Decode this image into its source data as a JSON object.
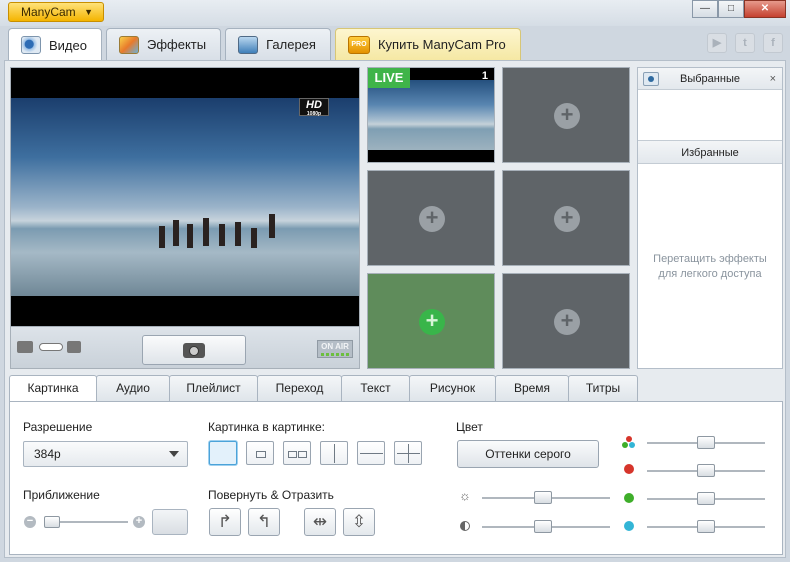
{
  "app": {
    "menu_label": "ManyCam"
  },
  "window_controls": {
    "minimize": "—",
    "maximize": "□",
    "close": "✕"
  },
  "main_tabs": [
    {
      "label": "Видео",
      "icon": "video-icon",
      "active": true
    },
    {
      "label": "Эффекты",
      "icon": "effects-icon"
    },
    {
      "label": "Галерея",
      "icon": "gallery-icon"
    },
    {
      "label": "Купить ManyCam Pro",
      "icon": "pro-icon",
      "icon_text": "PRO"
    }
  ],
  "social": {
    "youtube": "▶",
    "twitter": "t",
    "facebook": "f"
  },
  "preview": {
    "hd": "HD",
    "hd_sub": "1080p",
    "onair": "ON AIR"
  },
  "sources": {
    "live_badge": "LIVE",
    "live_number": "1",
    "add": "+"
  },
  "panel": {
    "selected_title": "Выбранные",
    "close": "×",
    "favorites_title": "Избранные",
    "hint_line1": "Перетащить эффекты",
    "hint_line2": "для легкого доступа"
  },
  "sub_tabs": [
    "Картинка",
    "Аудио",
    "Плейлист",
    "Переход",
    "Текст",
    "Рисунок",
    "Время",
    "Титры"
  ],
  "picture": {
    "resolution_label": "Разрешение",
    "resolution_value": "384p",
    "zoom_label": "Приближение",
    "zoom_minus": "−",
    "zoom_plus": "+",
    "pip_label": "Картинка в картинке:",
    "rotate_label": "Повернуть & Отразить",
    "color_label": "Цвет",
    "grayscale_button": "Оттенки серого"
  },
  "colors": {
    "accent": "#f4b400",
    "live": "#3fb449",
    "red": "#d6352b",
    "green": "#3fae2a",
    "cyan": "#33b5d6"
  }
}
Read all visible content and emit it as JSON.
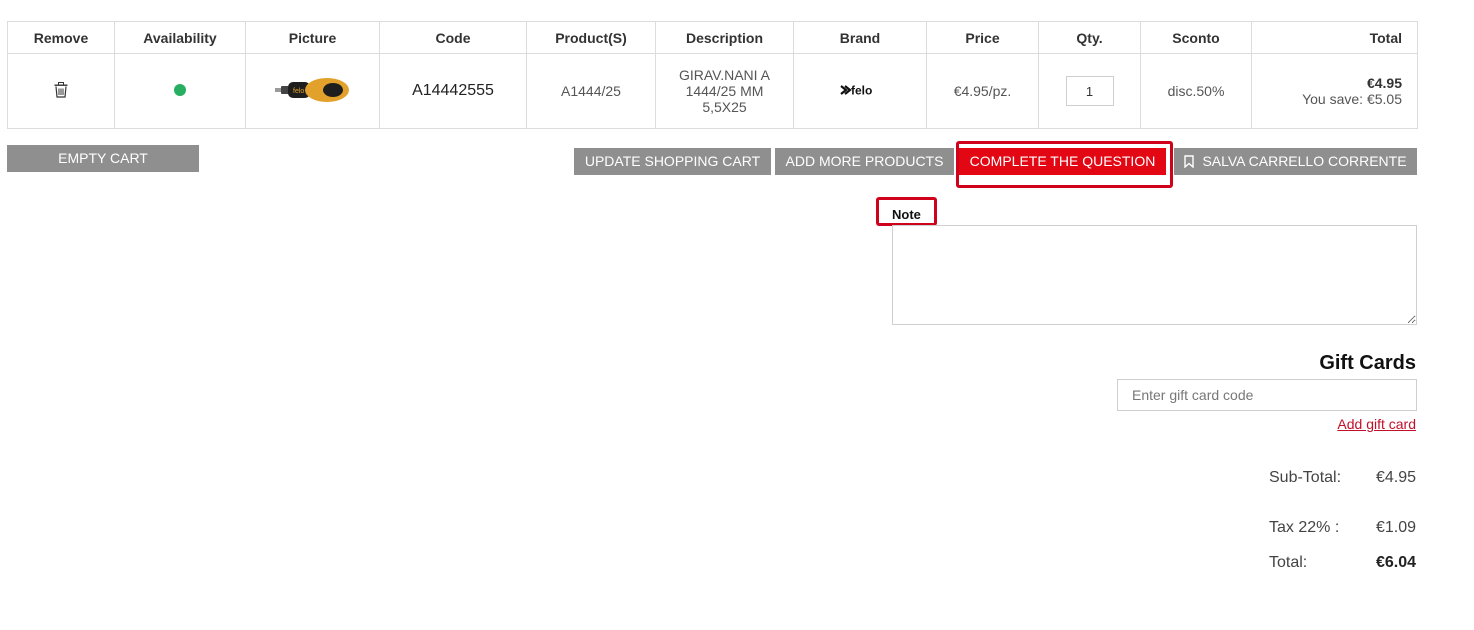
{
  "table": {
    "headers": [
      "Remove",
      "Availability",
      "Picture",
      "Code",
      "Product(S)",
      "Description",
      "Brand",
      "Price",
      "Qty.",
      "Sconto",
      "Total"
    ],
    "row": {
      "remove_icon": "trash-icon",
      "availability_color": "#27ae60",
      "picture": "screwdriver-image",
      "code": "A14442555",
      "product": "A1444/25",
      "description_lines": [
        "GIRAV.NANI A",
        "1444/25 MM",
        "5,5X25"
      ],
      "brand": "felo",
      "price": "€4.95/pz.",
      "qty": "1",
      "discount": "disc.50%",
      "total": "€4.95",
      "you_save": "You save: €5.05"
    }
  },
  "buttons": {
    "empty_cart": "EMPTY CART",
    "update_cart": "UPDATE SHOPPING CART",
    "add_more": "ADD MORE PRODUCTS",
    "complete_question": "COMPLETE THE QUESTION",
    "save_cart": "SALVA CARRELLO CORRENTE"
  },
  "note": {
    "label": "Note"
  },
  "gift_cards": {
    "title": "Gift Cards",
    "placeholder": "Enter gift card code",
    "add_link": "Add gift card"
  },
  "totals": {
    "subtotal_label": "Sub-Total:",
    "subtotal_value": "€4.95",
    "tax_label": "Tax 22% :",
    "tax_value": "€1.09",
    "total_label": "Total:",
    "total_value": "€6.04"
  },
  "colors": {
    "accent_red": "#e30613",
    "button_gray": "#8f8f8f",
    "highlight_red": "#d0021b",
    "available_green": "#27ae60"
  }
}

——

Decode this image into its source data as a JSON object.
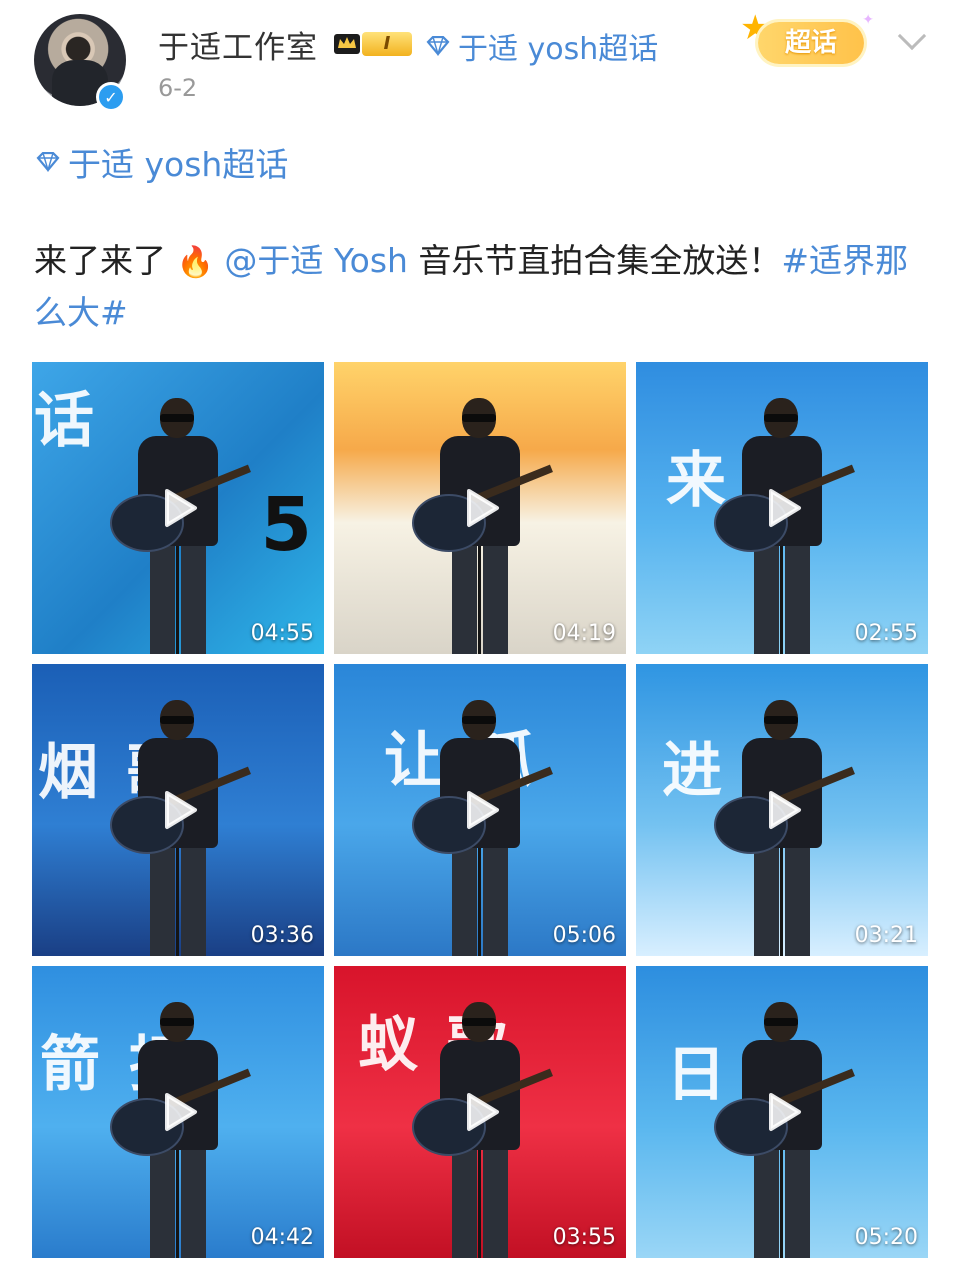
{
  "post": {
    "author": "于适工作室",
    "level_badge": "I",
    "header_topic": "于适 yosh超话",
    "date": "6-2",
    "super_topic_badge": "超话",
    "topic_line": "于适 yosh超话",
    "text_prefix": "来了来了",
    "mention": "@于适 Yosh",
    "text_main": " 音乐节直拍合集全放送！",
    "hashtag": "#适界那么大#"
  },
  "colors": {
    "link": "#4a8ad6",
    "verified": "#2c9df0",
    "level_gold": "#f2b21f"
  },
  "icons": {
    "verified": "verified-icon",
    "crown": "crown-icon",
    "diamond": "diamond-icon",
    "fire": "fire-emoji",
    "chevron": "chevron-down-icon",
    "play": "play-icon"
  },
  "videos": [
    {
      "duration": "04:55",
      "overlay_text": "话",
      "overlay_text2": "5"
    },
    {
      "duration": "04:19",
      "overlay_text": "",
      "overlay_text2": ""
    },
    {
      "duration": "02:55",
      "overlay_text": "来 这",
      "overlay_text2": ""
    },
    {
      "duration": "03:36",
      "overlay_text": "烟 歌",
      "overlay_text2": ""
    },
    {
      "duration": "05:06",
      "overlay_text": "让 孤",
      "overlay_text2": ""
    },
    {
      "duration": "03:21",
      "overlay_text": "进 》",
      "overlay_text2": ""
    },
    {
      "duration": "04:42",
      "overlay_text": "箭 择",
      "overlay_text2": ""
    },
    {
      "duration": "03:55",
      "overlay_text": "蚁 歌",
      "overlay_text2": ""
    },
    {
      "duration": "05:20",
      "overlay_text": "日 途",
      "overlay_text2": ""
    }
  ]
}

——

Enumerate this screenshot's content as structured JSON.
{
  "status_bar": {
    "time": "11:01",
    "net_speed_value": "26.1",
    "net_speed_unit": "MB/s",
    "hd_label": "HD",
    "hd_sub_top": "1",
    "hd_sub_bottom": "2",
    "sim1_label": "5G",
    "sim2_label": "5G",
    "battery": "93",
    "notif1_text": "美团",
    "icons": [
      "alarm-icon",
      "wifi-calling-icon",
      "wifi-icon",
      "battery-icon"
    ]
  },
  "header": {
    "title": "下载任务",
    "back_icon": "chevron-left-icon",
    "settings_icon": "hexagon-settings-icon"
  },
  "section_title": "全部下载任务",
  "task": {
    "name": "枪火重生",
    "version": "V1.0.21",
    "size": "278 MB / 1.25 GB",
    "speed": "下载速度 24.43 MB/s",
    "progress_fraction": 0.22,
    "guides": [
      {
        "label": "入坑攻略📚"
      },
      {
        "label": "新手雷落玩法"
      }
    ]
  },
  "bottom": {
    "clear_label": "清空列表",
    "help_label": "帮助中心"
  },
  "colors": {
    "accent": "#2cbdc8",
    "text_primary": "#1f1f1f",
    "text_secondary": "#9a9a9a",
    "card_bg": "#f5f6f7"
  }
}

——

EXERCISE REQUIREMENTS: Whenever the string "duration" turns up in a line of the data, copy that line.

EXERCISE OUTPUT:
      "duration": "04:55",
      "duration": "04:19",
      "duration": "02:55",
      "duration": "03:36",
      "duration": "05:06",
      "duration": "03:21",
      "duration": "04:42",
      "duration": "03:55",
      "duration": "05:20",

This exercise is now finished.